$ bash quickstart.sh --config playbooks/centosci/ha.yml $VIRTHOST
Once finished, this message appears:
################################## Virtual Environment Setup Complete ################################## Access the undercloud by: ssh -F /home/marcos/.quickstart/ssh.config.ansible undercloud There are scripts in the home directory to continue the deploy: undercloud-install.sh will run the undercloud install undercloud-post-install.sh will perform all pre-deploy steps overcloud-deploy.sh will deploy the overcloud overcloud-deploy-post.sh will do any post-deploy configuration overcloud-validate.sh will run post-deploy validation Alternatively, you can ignore these scripts and follow the upstream docs: First: openstack undercloud install source stackrc Then continue with the instructions (limit content using dropdown on the left): http://ow.ly/Ze8nK
One by one, execute the following commands:

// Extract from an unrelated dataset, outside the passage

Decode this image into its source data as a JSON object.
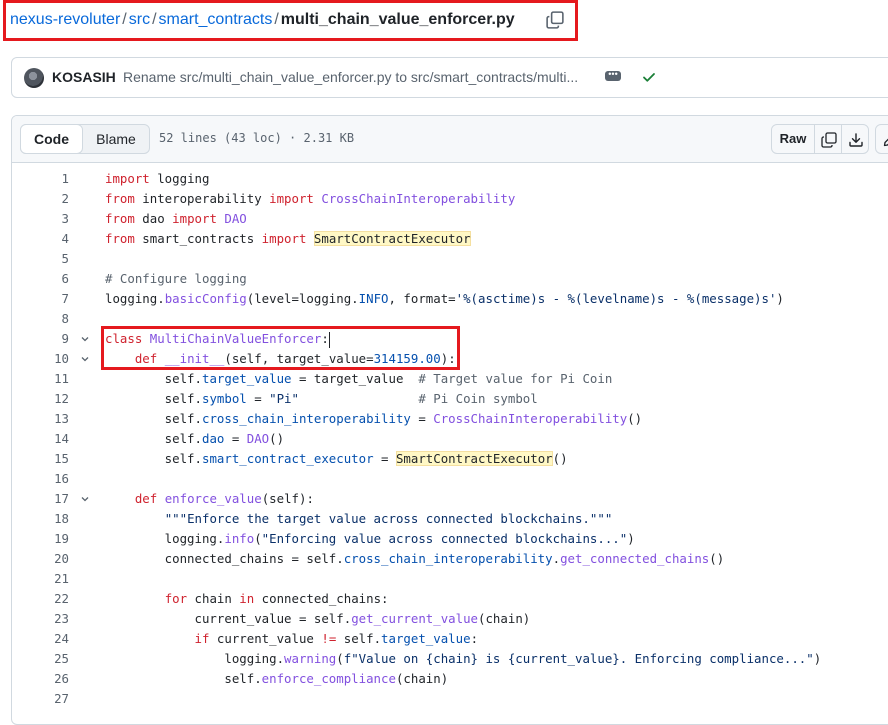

(your-laptop)$ ssh -F ~/.quickstart/ssh.config.ansible undercloud #(now we're in the undercloud VM, SSH-jumped via $VIRTHOST) [stack@undercloud ~]$ undercloud-install.sh [stack@undercloud ~]$ undercloud-post-install.sh [stack@undercloud ~]$ overcloud-deploy.sh [stack@undercloud ~]$ overcloud-deploy-post.sh [stack@undercloud ~]$ overcloud-validate.sh
Step 5: Connect to OpenStack
From the undercloud, recover the OpenStack credentials that were stored by the TripleO installer in ~/overcloudrc. and connect using the CLI as usual.
[stack@undercloud ~]$ . overcloudrc [stack@undercloud ~]$ keystone catalog
To use Horizon, the easiest way is to re-connect via SSH to the undercloud enabling a SOCKS proxy.
(your-laptop)$ ssh -F ~/.quickstart/ssh.config.ansible undercloud -D 9090
Then on Firefox, configure FoxyProxy extension use the SOCKS proxy on localhost:9090
Now, find out the IP and credentials to connect to Horizon
[stack@undercloud ~]$ cat overcloudrc export OS_AUTH_URL=http://10.0.0.4:5000/v2.0 export OS_USERNAME=admin export OS_PASSWORD=qU8veJ3RVJZmEnvz9fzqubDbR export OS_TENANT_NAME=admin (...)
Finally, open the browser to http://10.0.0.4/
Now that you have a very simple openstack installation (1 controller, 1 compute) you can experiment with a production-like setup of 3 controllers and 2 computes by simply telling Ansible you want more of those profiles (see how to pass parameters to the tripleo ansible-playbooks). If you have enough space, I suggest you also enable Ceph.
You can delete your openstack installation from the undercloud by simply doing “heat stack-delete overcloud”. Then, from your laptop, re-execute the tripleo-quickstart with the new variables and it will re-configure the undercloud accordingly, saving you a lot of time (all images have been downloaded and configured already)